Except for one poll a year ago when the pro-life view was significantly higher, Americans have been closely split on this question continuously since mid-2009. This contrasts with much of 1995-2001 and 2006-2008, when the pro-choice position was more dominant.
Abortion remains an issue that closely divides Americans in their basic outlook as either "pro-choice" or "pro-life" and engenders fairly similar proportions of Americans taking the more absolutist positions on either side of the legality question. However, the majority of Americans fall in the broad middle, saying abortion should be legal, but only under certain circumstances. Gallup's extensive measurement of abortion attitudes over the years documents the nuances of public opinion on the issue.
One of the clearest messages from Gallup trends is that Americans oppose late-term abortion. As a result, the publicity surrounding Congress' attempt in 1997 to ban a particular late-term abortion procedure known as partial-birth abortion likely caused more Americans to identify as pro-life. However, despite the news that Gosnell may have murdered newborns in the course of performing late-term abortions, public attitudes on abortion are essentially unchanged. Whether views would shift if more Americans become familiar with the case isn't clear, but will be evident if the eventual verdict sparks a major expansion of news coverage.
Results for this Gallup poll are based on telephone interviews conducted May 2-7, 2013, with a random sample of 1,535 adults, aged 18 and older, living in all 50 U.S. states and the District of Columbia.
For results based on the total sample of national adults, one can say with 95% confidence that the maximum margin of sampling error is ±4 percentage points.
For results based on the total sample of 784 adults who are following the Gosnell case, one can say with 95% confidence that the maximum margin of sampling error is ±4 percentage points.

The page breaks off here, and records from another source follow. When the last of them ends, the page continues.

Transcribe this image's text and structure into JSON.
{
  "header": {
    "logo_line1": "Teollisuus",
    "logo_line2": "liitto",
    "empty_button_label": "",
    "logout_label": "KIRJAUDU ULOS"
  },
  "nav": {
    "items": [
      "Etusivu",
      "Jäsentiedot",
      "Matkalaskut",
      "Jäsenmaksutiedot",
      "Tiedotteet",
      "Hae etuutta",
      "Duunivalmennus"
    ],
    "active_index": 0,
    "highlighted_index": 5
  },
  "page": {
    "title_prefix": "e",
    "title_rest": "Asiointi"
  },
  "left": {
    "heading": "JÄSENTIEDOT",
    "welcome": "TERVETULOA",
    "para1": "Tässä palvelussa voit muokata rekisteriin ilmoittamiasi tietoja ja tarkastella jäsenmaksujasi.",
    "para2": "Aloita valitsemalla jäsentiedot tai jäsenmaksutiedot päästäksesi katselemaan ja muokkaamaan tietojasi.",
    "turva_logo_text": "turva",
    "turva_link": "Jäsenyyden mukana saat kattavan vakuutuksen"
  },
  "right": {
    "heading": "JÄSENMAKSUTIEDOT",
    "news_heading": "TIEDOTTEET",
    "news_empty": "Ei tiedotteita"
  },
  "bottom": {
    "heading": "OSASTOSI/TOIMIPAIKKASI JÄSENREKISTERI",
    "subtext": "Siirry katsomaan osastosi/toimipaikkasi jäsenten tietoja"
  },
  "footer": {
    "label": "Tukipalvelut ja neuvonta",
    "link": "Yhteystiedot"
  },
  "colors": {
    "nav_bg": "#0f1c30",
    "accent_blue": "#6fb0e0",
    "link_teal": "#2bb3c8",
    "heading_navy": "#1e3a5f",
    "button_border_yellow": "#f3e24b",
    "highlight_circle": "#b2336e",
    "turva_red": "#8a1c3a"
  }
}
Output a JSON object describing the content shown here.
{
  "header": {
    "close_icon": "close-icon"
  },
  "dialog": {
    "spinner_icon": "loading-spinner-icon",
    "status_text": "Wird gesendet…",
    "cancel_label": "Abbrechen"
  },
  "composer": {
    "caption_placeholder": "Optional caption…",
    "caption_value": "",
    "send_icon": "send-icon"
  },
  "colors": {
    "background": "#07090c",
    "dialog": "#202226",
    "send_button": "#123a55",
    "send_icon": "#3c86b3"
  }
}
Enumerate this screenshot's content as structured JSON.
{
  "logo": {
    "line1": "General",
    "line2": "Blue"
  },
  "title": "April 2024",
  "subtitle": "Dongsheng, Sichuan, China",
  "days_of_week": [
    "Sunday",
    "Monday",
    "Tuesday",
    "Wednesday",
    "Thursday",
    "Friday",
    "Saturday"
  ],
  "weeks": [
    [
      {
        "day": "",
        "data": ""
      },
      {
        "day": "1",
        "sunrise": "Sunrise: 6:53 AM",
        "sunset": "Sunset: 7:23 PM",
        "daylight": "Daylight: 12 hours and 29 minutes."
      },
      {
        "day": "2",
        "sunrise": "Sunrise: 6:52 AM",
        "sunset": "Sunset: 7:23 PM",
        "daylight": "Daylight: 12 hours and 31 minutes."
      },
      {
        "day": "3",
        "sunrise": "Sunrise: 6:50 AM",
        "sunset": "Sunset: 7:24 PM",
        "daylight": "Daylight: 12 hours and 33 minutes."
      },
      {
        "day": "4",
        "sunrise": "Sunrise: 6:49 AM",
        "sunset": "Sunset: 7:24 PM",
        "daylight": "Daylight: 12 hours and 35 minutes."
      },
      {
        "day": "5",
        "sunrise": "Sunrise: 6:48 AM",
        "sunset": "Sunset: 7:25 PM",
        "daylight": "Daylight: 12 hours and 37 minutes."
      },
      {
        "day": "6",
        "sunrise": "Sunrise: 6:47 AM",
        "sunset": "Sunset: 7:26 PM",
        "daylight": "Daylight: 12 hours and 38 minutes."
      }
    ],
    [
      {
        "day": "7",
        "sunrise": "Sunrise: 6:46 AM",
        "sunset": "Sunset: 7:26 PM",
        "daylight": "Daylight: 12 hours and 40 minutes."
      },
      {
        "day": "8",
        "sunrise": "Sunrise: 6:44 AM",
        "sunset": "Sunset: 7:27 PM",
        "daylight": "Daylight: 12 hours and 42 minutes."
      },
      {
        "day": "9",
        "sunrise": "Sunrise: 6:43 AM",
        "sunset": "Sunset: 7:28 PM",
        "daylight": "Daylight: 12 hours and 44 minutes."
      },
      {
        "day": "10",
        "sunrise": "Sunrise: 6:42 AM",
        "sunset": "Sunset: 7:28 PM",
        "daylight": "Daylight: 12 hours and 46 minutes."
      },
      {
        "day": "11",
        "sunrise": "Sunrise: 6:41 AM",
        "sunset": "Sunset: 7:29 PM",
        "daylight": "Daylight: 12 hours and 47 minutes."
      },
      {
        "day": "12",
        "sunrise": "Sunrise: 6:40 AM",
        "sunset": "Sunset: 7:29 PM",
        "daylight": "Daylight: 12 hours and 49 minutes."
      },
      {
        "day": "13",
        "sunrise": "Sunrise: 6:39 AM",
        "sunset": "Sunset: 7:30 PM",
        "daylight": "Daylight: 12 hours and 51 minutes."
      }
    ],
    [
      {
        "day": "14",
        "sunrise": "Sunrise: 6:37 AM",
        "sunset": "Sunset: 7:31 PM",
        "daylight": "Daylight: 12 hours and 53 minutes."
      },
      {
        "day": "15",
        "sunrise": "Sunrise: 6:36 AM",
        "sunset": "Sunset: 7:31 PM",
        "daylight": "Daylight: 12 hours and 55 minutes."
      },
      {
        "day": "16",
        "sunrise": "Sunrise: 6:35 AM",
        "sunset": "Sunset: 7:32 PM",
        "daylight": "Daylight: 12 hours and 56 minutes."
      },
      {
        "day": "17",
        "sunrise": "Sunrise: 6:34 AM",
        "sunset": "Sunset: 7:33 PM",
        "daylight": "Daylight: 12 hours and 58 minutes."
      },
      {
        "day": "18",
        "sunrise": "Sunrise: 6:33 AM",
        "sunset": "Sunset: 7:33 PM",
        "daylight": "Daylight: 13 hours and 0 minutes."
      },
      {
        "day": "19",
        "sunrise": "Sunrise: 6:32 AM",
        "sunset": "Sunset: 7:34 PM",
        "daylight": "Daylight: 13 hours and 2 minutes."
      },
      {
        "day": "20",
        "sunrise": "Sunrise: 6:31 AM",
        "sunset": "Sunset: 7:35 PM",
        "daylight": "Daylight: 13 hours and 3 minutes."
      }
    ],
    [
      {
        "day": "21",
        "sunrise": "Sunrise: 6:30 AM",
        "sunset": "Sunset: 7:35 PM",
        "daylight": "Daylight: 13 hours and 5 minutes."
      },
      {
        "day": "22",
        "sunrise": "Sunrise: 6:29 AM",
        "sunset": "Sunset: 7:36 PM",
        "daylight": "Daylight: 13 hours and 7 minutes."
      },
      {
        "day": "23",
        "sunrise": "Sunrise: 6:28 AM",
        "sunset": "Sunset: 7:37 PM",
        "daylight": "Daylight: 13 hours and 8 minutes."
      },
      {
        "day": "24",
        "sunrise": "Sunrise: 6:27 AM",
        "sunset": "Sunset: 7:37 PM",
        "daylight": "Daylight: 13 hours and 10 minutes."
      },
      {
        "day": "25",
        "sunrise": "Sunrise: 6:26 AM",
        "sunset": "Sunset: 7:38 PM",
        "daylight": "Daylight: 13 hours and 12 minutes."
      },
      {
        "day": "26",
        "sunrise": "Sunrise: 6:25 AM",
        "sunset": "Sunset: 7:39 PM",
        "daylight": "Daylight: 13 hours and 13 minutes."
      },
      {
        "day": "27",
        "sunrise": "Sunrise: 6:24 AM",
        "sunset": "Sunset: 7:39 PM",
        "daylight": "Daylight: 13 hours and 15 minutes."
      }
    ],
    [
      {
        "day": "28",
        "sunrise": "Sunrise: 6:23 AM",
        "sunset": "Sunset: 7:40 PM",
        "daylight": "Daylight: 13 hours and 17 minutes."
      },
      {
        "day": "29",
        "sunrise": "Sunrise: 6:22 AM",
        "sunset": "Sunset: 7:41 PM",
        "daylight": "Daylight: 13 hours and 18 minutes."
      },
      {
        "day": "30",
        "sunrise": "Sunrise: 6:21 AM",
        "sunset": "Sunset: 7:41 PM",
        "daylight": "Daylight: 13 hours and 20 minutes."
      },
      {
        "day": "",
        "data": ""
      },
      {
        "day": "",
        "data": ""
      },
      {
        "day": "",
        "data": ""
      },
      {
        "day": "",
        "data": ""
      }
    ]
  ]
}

Interviews are conducted with respondents on landline telephones and cellular phones, with interviews conducted in Spanish for respondents who are primarily Spanish-speaking. Each sample of national adults includes a minimum quota of 50% cellphone respondents and 50% landline respondents, with additional minimum quotas by region. Landline telephone numbers are chosen at random among listed telephone numbers. Cellphone numbers are selected using random digit dial methods. Landline respondents are chosen at random within each household on the basis of which member had the most recent birthday.
Samples are weighted to correct for unequal selection probability, nonresponse, and double coverage of landline and cell users in the two sampling frames. They are also weighted to match the national demographics of gender, age, race, Hispanic ethnicity, education, region, population density, and phone status (cellphone only/landline only/both, cellphone mostly, and having an unlisted landline number). Demographic weighting targets are based on the March 2012 Current Population Survey figures for the aged 18 and older U.S. population. Phone status targets are based on the July-December 2011 National Health Interview Survey. Population density targets are based on the 2010 census. All reported margins of sampling error include the computed design effects for weighting.
In addition to sampling error, question wording and practical difficulties in conducting surveys can introduce error or bias into the findings of public opinion polls.
For more details on Gallup's polling methodology, visit www.gallup.com.